Education has gone through a series of crises in recent years, stemming from understaffing and pay issues, the COVID-19 pandemic and subsequent mitigation measures, and culture war disputes spilling over from federal politics. According to the Michigan Department of Education (or MDE), the number of vacant positions statewide went from 107 in the 2016-17 school year to 198 in the 2020-21 school year.

The MDE also reports that three-quarters of On the Rise’s 88 fellows (those going through the program) were previously employed with the district. Among those, “66 [fellows], or 75 percent, were previously employed by DPSCD in positions not requiring teacher certification, and 76 [fellows], or 86 percent, identify as Black or African American or Latinx. In comparison, across all Michigan alternative route programs, just under 16 percent of candidates identify as Black/African American or Latinx,” William DiSessa, a spokesperson for the MDE, tells Hour Detroit, citing the department’s 2022 Educator Workforce Data Report.

On the Rise runs on a $600,000 annual budget. Prospective teachers can enroll for free if they stay with Detroit schools for at least six years after completing the program. The district is spending $6,000 per fellow and forgives $1,000 of their tuition per teaching year so they can become a certified teacher without having to pay for it. The catch is that if the teacher completes the program and then leaves the district before the six years are complete, they will be on the hook for the remainder.

“For example, a candidate who has taught for four years, then leaves the district, has $2,000 tuition remaining to pay,” explains Chrystal Wilson, assistant superintendent of communications and marketing.

People from outside the district can apply for On the Rise, but according to the program’s FAQ page, the program’s “primary goal is to develop current employees.” Cannon was a substitute teacher with multiple degrees before applying to the program and plans on attaining more as he continues to teach. He predicts he will spend the rest of his career in the same school district he was raised in.
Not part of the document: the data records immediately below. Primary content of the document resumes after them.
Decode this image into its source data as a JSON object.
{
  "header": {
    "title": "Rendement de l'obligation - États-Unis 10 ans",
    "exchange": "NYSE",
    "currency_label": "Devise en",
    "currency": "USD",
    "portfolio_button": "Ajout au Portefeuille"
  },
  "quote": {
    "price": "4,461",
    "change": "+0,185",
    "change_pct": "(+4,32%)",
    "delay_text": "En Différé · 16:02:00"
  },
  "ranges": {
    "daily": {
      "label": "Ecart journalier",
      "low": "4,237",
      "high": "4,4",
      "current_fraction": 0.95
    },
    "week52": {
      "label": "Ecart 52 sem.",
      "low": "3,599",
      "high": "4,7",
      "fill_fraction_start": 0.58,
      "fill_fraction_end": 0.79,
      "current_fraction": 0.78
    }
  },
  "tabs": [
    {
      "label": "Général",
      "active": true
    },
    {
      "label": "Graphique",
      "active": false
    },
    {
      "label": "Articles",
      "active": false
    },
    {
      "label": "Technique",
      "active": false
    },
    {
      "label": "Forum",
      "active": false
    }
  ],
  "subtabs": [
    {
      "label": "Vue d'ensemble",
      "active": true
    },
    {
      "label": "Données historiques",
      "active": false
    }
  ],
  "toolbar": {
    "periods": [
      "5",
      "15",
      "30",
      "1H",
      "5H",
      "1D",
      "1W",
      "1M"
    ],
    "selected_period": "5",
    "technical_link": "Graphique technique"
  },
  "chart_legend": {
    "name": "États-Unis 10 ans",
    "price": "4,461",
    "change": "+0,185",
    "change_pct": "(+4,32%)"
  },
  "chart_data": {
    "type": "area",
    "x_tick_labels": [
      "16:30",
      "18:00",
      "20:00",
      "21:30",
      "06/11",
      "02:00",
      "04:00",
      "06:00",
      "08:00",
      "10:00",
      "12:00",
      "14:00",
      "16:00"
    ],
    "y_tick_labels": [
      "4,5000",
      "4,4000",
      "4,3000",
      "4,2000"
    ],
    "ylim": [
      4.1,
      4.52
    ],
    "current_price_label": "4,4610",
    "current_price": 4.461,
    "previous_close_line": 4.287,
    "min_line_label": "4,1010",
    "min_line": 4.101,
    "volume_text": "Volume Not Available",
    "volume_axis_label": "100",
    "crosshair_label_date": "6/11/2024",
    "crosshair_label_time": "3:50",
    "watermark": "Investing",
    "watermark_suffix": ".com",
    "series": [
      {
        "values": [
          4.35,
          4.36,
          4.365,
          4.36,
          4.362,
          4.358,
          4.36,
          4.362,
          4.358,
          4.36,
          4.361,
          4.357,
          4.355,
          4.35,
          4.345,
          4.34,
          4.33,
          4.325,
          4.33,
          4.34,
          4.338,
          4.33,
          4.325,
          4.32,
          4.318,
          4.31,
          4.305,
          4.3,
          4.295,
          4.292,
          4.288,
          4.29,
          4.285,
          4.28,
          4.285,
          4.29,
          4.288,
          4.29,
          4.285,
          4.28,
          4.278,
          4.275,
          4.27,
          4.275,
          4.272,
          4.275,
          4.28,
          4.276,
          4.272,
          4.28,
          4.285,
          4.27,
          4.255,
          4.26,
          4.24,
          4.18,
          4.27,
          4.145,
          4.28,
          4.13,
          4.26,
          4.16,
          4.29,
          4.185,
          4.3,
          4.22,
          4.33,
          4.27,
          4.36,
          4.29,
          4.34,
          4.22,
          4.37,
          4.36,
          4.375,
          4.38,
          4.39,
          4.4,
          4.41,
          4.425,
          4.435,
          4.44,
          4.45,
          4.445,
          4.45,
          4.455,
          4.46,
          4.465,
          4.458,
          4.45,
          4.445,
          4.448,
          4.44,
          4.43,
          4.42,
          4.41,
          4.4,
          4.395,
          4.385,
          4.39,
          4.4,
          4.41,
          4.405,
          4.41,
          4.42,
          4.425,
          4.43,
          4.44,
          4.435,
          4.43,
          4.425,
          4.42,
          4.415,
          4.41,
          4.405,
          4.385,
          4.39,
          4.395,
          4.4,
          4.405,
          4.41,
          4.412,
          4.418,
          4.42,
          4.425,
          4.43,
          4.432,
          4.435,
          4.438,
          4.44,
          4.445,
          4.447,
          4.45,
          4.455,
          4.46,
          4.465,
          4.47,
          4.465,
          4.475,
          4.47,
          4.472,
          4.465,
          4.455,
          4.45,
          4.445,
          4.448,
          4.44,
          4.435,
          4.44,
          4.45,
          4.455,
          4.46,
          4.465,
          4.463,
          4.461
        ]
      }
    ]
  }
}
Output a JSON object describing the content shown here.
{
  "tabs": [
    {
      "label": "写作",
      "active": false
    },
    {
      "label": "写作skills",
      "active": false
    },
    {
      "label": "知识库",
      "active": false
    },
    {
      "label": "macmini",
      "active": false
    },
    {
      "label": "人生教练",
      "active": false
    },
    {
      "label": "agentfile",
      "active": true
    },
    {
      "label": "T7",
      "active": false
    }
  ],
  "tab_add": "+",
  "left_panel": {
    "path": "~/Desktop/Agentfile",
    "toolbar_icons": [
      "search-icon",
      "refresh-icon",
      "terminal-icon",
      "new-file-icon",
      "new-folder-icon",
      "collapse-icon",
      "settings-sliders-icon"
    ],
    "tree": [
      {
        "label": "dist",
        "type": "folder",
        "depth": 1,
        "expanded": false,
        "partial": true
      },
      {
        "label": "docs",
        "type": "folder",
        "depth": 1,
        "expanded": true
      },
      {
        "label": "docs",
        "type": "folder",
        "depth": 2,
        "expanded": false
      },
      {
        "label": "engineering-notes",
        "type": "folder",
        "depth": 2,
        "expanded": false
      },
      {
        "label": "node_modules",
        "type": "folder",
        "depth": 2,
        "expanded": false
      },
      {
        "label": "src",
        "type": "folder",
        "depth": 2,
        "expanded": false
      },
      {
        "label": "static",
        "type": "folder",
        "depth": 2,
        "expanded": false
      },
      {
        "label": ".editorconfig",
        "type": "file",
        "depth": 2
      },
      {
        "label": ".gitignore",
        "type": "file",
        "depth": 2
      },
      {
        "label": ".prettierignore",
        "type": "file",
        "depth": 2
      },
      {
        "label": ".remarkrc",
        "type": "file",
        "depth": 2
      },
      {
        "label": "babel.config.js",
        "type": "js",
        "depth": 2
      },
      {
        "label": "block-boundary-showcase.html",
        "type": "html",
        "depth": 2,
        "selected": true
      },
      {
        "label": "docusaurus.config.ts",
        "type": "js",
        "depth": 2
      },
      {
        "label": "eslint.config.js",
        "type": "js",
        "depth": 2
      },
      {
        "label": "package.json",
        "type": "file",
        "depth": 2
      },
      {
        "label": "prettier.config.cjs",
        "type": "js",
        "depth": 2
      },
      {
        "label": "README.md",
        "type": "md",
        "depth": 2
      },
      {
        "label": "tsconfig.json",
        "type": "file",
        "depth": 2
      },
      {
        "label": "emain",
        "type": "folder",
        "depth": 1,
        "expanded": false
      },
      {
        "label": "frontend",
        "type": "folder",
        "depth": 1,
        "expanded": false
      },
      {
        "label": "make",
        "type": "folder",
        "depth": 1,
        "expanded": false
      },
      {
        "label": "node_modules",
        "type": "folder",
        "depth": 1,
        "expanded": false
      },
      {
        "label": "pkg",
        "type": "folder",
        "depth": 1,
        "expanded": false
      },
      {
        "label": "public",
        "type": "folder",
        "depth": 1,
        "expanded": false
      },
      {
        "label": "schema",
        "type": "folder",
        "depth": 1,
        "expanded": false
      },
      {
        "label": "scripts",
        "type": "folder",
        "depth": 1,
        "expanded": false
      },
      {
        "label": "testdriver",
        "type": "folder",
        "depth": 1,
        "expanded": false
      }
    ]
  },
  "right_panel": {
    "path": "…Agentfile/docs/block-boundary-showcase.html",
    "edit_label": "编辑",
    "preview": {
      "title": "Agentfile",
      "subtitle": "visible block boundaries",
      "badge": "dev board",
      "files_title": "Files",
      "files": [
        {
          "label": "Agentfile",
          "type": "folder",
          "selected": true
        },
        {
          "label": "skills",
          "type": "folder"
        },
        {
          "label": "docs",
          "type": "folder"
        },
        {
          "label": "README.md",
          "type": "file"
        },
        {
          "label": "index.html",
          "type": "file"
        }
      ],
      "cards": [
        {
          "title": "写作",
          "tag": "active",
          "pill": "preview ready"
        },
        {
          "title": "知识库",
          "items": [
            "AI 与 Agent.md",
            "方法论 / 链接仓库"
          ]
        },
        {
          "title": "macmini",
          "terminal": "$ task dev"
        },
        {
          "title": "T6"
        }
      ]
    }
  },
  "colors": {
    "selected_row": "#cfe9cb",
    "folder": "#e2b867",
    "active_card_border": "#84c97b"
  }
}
This story is part of the April 2023 issue of Hour Detroit. Read more in our Digital Edition, and check out for even more education news